Some people, and I have the impression that it is mostly men, are terrified to go to the doctor. Maybe it is the doctor’s hurried and supremely self-confident and superior way of tossing off diagnoses and prescriptions that make people dislike seeing them. It explains the gender difference, too. Most women are used to being condescended to, at least a little.
Of course, things have changed so much. The last hundred years or so have taken medicine so far.
But so much has changed so little.
“The Doctor’s Dillemma” by Bernard Shaw satirizes the medical profession brilliantly. Shaw groups the brilliant doctors of his late victorian era and has them talk about their methods and their practices in such a way as to make any sick person set off in search of a witch doctor.
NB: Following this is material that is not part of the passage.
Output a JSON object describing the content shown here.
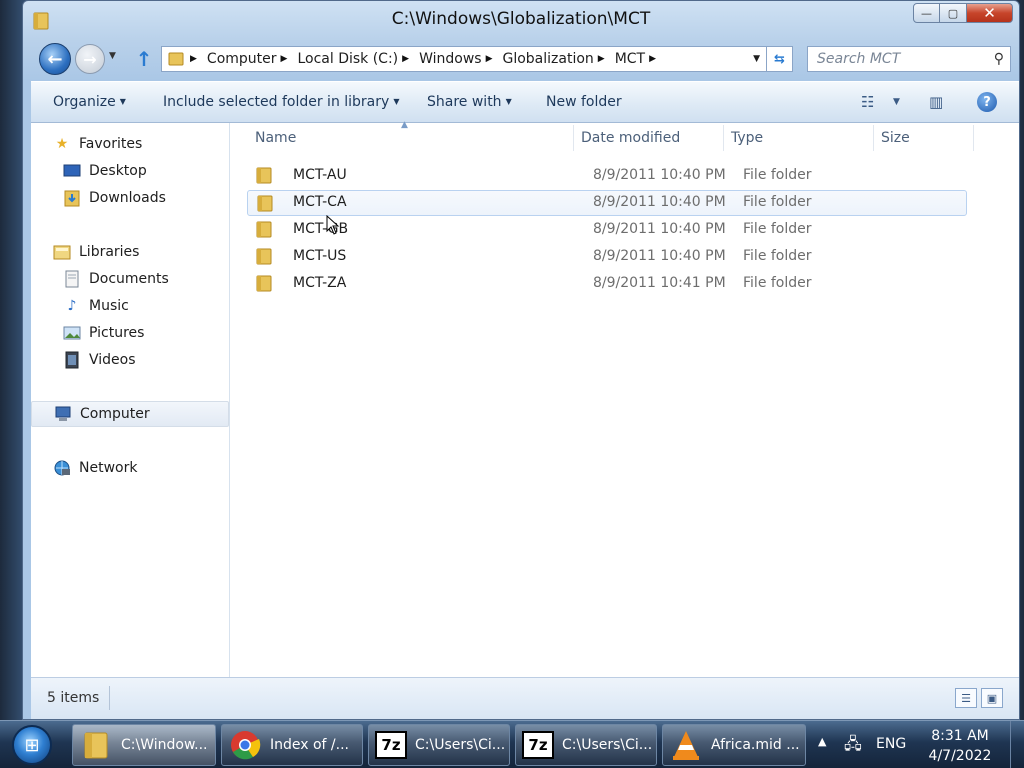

That’s not the only point to the story, though. There is a dilemma for the doctor, after all. A lovely young woman comes to him for help; she wants him to cure her husband of tuberculosis. He is quite dismissive at first, but is charmed by her and agrees to see the man.
With time, he becomes more and more impressed with the young woman–at the same time he discovers her artist husband is a liar and a cheat.
Is he worth saving? For his wife’s sake? For his art’s sake?
The play is very interesting, dealing with serious subjects, but with a lot of humor.